Easy On The Joints
The day I turned 30 I decided to change my lifestyle, making a lifelong commitment to health. A few years later and 50 lbs lighter I started to run as a challenge to myself in doing something I never thought I’d be able to do. It was an exhilarating year.
Fast forward and as I approached 40 I started to reflect if running was something I should continue to do long term. I enjoyed running and while I’d been lucky not to develop any serious running injuries, the high impact nature of running was a concern. Would I end up with name-your-joint chronic problems and regretting it in a couple of decades?
Around the same time, barefoot running was all over the running media and I started looking into it. If our bodies truly evolved running long distances as suggested by some literature, perhaps there was a better way to run that could make it a safer long term activity. I had to explore and experiment.
As I researched, I quickly learned there was something of value in the approach. I had to deliberately choose to change my running form and focus on it during the runs, but after each run I felt my muscles had worked hard, including some muscles I didn’t know I had, but there was no soreness on any of my joints. None of the usual pain and stiffness I used to experience on my ankles, knees and lower back. Seemed promising.
Next I entered the running shoe maze. Traditional running shoes tend to have a significant drop from heel to toe combined with a good amount of heel cushioning, making heel-striking possible. You don’t need to try heel-striking while barefoot to imagine the result. Ouch.
While this heel cushioning reduces the force of the heel-striking impact to a degree, the body position when it happens, often the result of a longer stride, makes joints vulnerable and the impact force that’s not absorbed is sent up through the body with much of it hitting the joints.
In contrast, zero heel-to-toe drop shoes, including the very cushioned ones, tend to invite shorter strides with mid-to-front foot striking, exactly the form I wanted to adopt long term. I had shoes that supported the approach.
The muscles seemed to work harder and there was an important period of adjustment. I had to retrain to make this my automatic running form and gradually increase the mileage so my muscles would adapt to the different workload. Too much too fast and underdeveloped calves and feet will send you to the couch.
The running form is certainly more important than the shoes, however my conclusion is that the right shoes make it easier to keep what I came to think of as a more natural running form, encouraging shorter strides and higher cadence along with mid-to-front foot striking. I particularly like the well cushioned zero drop shoes with some arch support.
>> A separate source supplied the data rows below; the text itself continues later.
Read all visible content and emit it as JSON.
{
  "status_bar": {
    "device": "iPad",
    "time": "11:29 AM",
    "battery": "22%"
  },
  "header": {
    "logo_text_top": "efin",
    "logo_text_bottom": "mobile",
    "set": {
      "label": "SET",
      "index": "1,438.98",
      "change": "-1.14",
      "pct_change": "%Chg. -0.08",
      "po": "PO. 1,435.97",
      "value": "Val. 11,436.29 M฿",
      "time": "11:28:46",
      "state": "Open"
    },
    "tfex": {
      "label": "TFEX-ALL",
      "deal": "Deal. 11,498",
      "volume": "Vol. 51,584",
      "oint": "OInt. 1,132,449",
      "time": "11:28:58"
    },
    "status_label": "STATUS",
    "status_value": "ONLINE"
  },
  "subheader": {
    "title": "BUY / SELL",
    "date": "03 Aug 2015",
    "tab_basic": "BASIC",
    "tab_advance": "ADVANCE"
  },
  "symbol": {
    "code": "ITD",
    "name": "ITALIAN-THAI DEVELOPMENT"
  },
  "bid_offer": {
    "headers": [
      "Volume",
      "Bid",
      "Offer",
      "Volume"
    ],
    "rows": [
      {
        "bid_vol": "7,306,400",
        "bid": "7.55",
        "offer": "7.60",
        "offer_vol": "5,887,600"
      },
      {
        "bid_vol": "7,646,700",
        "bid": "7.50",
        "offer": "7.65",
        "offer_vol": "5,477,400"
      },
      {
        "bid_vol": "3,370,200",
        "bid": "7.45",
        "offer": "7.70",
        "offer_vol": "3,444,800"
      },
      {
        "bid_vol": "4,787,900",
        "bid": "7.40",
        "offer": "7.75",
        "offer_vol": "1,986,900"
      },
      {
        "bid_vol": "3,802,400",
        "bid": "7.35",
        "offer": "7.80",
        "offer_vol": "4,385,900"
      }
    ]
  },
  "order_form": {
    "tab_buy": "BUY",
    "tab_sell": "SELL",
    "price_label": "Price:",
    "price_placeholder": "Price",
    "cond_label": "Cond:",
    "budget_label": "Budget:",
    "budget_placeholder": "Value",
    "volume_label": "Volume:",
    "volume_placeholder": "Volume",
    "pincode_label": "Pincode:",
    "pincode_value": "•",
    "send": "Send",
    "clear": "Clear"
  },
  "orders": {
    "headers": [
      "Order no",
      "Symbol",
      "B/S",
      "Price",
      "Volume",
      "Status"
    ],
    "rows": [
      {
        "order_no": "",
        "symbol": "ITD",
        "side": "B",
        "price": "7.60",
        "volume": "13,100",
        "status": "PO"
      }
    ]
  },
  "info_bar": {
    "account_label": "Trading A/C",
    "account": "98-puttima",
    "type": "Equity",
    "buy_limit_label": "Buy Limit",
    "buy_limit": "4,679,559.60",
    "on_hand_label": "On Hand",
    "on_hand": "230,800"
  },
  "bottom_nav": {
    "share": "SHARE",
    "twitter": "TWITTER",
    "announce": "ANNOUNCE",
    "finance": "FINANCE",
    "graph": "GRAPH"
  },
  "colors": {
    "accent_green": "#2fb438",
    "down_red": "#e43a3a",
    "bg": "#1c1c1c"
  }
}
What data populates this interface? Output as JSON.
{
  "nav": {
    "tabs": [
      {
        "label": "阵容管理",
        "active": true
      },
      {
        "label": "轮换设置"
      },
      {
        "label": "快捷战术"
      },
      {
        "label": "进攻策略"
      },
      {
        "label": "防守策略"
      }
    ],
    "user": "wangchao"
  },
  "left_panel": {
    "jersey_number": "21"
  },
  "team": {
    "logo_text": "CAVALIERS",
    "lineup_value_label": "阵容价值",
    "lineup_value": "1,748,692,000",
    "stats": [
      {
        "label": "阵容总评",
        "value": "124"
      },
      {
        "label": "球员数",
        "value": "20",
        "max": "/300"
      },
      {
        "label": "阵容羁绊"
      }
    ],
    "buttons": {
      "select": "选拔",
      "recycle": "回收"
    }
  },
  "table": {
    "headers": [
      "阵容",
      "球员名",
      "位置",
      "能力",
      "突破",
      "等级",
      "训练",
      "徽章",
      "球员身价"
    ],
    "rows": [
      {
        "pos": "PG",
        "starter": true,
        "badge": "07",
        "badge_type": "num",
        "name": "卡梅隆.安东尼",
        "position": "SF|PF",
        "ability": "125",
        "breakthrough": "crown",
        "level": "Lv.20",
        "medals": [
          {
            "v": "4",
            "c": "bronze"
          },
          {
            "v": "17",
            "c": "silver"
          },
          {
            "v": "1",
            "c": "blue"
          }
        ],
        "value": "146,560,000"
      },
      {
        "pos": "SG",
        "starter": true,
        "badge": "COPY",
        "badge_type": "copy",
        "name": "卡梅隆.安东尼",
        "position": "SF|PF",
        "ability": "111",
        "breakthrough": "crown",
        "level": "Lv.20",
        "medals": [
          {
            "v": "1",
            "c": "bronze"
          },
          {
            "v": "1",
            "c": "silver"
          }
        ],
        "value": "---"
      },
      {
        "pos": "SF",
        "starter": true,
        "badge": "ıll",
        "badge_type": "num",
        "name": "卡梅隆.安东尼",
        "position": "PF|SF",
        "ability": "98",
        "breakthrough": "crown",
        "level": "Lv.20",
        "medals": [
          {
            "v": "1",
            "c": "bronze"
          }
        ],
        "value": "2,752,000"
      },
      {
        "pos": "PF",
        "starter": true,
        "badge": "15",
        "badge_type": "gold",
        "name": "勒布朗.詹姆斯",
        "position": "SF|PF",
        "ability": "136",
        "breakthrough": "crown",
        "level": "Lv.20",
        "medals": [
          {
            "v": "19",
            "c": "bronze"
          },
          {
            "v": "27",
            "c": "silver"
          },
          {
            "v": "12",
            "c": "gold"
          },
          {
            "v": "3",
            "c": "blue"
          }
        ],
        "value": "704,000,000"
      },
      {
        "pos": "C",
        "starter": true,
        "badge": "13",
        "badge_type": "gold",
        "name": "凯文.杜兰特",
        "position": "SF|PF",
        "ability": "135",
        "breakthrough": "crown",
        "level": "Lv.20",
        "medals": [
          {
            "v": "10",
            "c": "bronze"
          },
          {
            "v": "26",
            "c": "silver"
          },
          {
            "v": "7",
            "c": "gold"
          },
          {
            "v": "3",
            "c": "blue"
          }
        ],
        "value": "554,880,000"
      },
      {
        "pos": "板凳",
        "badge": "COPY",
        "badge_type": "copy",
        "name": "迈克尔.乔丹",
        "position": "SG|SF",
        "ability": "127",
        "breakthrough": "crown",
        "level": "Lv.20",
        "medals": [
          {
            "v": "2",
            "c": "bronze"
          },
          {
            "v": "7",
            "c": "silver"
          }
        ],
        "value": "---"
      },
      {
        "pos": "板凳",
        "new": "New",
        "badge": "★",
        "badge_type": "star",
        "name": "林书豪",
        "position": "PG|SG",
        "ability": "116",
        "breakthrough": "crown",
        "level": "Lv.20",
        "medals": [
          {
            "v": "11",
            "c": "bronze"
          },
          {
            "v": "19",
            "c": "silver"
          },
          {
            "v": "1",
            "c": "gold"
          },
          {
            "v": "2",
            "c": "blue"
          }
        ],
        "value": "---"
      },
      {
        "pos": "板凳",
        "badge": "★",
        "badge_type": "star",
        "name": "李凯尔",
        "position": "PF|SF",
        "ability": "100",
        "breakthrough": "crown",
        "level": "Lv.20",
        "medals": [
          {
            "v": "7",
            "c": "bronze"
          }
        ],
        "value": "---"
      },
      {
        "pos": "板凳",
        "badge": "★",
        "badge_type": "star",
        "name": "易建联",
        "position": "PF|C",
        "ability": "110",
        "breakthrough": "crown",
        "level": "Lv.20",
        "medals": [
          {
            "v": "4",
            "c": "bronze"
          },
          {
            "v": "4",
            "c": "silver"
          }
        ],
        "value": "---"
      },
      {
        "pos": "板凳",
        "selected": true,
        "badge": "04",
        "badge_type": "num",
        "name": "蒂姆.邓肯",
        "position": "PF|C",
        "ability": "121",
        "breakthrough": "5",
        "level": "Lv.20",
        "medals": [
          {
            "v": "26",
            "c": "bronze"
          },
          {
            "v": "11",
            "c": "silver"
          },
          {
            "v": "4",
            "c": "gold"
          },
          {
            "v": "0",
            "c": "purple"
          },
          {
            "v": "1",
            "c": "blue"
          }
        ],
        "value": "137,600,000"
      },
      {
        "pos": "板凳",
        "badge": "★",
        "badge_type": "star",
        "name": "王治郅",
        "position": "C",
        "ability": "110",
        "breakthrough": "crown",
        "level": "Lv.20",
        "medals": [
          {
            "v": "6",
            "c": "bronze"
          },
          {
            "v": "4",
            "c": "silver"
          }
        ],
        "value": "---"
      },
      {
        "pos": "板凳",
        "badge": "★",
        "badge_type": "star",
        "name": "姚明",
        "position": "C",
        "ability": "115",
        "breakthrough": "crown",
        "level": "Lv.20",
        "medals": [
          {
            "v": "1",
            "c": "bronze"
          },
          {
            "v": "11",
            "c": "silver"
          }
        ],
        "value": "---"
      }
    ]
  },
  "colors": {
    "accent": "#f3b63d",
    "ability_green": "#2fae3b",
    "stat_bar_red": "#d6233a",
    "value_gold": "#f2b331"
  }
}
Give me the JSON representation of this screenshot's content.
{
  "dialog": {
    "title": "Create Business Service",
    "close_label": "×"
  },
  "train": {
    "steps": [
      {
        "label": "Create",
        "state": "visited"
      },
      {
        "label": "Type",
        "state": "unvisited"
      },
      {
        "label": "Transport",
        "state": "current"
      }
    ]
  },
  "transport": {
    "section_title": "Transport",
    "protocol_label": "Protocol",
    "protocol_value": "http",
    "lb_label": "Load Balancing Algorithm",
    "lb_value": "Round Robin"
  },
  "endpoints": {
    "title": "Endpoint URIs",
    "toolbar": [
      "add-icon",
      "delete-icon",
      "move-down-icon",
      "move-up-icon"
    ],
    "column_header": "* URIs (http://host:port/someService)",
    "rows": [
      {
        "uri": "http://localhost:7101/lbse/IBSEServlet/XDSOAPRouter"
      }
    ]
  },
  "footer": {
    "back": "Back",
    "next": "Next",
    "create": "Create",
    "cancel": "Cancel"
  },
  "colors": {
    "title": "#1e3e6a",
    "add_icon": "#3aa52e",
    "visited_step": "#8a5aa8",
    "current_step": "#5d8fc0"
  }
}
It’s been a few years and, outside of a couple self-inflicted issues caused by ramping up mileage way too fast, that combination of form and shoes continues to be an approach to running I feel I can safely maintain long term, without the fear of breaking down my joints in the process.
Run on! #themilesawait